But scholars and pastors say the observance of Epiphany
, along with some other seasons of the liturgical calendar, are enjoying a comeback in Baptist and other Protestant churches, albeit gingerly in some places.
And Eastern Orthodox Christians, for whom Theophany is of major importance, say they are often mystified why more Protestants, especially evangelicals, would not follow suit given the holiday’s focus on Christ’s public declaration of ministry.
“For the first time in human history, God as three persons reveals himself,” said Savas Zembillas, metropolitan bishop of the Greek Orthodox Metropolis of Pittsburgh. “That for us is a revelation of the holy Trinity and at the same time it is Jesus’ public debut – when he began his public ministry.”
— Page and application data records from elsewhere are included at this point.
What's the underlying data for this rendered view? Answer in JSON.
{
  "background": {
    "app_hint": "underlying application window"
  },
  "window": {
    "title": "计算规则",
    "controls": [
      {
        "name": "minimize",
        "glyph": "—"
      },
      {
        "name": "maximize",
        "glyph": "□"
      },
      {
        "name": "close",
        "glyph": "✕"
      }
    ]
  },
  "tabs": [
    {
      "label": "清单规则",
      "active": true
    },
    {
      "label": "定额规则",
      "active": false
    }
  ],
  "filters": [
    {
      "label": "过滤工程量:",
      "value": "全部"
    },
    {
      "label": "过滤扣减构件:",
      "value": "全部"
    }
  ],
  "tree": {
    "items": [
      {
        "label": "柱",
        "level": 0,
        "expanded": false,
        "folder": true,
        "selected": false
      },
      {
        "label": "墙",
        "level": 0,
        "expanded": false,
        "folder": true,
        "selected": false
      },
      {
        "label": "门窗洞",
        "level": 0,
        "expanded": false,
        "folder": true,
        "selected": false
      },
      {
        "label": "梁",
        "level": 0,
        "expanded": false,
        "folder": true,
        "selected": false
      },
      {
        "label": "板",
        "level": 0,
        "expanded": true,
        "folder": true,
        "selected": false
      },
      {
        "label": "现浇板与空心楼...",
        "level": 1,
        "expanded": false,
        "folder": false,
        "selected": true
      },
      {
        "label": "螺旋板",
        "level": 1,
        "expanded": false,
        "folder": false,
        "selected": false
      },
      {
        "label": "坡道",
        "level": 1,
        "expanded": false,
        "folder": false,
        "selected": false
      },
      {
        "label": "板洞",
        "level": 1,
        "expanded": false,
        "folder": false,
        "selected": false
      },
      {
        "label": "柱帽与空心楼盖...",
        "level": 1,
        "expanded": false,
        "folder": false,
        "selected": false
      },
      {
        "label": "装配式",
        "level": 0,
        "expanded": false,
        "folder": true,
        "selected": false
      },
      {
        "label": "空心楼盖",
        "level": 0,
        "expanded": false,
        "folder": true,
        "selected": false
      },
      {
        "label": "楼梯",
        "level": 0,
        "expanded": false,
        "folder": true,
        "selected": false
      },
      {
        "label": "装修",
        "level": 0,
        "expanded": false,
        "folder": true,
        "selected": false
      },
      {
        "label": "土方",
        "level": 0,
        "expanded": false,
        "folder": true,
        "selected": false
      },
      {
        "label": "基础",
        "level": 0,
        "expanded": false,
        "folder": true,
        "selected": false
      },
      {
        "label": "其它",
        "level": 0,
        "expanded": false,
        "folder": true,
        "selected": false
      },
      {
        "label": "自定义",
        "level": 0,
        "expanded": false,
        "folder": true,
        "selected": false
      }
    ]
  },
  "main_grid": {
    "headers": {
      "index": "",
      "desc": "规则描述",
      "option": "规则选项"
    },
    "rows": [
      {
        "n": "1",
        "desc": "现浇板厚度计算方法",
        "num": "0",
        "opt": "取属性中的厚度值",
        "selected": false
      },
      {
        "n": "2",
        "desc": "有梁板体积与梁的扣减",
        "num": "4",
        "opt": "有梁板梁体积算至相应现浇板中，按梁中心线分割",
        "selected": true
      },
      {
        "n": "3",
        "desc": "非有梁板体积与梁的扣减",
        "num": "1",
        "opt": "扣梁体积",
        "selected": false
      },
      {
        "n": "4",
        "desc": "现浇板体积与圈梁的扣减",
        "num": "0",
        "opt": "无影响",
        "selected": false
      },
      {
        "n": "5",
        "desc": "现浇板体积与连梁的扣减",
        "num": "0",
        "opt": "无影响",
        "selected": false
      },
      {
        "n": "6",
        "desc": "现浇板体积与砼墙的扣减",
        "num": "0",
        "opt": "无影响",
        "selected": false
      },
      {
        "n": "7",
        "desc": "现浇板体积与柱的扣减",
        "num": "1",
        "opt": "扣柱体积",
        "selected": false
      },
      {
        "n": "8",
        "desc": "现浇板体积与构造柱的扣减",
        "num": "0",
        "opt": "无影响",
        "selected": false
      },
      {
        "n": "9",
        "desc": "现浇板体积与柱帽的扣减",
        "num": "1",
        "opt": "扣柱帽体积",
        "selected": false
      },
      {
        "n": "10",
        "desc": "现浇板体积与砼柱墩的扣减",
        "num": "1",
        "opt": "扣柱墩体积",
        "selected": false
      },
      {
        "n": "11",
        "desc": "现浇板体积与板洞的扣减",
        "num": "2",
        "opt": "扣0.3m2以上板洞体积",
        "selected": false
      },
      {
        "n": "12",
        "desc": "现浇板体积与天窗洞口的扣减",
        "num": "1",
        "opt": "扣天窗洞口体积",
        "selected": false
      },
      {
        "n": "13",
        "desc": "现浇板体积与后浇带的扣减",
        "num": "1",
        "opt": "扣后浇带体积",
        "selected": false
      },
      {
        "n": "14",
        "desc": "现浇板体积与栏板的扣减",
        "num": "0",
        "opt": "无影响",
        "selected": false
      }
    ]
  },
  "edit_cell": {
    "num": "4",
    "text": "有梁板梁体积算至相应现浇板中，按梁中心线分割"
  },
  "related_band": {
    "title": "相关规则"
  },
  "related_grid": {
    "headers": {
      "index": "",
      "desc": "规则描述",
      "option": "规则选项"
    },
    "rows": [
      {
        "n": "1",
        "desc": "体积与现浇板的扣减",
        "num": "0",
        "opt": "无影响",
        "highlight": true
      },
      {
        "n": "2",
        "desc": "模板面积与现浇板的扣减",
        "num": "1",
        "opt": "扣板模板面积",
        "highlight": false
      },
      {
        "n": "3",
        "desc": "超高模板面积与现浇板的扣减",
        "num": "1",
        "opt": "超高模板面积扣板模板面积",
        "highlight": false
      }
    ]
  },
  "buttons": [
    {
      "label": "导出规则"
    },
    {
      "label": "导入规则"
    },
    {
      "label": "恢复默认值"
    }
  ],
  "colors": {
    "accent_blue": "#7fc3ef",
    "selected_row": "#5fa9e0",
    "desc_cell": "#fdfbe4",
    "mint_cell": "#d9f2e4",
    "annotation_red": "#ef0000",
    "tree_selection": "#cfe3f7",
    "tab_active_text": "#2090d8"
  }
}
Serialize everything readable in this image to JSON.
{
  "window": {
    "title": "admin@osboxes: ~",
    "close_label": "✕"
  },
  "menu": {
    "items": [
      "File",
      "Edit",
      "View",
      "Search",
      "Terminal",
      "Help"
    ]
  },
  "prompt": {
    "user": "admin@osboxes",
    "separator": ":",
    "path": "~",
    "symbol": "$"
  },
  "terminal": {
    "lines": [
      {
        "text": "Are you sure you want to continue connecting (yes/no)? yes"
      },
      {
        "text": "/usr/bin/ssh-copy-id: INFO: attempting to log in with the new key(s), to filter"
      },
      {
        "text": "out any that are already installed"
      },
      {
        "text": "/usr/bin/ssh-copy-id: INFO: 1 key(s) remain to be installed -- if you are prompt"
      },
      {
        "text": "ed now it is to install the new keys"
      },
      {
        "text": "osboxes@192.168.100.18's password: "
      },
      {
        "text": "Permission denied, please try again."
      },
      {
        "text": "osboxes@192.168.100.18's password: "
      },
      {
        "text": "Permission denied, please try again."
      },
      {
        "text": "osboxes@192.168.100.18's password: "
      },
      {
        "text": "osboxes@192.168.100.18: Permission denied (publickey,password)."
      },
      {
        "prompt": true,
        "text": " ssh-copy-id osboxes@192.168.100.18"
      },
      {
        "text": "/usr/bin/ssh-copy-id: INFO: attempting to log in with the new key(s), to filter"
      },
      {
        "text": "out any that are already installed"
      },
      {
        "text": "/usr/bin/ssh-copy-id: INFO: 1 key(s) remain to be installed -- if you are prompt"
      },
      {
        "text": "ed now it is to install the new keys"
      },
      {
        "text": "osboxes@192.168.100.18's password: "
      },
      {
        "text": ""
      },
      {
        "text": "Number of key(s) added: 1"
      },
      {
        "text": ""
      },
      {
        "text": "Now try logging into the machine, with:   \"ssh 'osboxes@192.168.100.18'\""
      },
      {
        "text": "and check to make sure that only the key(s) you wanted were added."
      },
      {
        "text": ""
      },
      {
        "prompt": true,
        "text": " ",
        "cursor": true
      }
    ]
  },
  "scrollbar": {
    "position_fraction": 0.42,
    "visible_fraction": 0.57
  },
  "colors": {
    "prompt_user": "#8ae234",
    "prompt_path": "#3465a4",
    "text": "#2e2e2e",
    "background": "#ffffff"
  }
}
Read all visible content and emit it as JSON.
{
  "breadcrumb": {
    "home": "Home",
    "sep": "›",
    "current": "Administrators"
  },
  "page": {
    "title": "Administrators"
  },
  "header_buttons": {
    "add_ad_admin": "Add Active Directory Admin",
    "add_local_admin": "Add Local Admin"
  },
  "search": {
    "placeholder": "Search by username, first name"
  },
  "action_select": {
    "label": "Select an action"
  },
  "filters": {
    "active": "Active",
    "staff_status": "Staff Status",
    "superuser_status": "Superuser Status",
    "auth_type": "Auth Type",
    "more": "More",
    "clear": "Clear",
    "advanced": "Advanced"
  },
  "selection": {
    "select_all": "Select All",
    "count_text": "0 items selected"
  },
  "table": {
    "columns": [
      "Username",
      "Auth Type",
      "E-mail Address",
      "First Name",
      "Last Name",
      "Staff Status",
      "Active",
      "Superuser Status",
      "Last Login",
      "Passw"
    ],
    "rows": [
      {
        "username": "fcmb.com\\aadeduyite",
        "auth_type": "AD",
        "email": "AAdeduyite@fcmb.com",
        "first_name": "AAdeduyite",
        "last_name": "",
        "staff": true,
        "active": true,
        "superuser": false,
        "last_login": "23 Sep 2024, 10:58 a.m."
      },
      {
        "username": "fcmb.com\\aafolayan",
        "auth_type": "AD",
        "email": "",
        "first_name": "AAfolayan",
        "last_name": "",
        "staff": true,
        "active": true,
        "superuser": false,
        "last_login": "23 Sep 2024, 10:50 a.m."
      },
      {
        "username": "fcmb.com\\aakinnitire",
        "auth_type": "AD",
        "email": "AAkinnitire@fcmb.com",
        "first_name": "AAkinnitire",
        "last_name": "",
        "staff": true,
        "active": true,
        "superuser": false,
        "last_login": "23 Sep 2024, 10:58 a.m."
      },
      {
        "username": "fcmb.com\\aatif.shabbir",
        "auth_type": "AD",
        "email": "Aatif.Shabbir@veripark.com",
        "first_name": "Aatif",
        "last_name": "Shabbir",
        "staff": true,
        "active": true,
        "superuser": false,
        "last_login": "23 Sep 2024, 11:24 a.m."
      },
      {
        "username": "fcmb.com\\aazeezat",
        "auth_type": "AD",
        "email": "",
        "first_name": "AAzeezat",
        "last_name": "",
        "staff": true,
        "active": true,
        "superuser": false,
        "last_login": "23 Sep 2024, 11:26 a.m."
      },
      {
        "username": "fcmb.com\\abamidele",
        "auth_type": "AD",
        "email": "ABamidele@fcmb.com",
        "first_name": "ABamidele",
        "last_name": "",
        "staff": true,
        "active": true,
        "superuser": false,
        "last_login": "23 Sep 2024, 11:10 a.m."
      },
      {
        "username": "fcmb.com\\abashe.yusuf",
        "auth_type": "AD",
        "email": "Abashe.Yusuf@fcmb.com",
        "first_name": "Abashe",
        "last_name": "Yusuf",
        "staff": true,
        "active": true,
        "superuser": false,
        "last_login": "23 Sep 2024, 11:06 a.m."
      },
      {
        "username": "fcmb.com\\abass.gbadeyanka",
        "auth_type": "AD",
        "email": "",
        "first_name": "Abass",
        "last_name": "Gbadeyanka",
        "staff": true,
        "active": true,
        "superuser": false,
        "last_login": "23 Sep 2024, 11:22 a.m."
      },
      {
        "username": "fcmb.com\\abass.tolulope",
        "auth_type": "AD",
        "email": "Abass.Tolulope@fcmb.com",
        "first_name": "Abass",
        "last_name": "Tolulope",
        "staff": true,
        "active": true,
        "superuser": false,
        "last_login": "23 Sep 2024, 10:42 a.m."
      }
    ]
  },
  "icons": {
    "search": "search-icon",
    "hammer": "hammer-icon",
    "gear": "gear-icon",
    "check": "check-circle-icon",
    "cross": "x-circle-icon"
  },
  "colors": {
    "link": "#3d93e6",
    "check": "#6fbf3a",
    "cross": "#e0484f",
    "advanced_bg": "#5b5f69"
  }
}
Suspicion of observances like Epiphany has been especially strong among many American Protestants since the anti-Catholic fever that swept the nation in the 18th and 19th centuries, said Richard Wilson, professor of Christian theology at Mercer University in Macon, Ga. While British Baptists were more open such celebrations, those in North America and in nations missionized by them came to see them as unbiblical.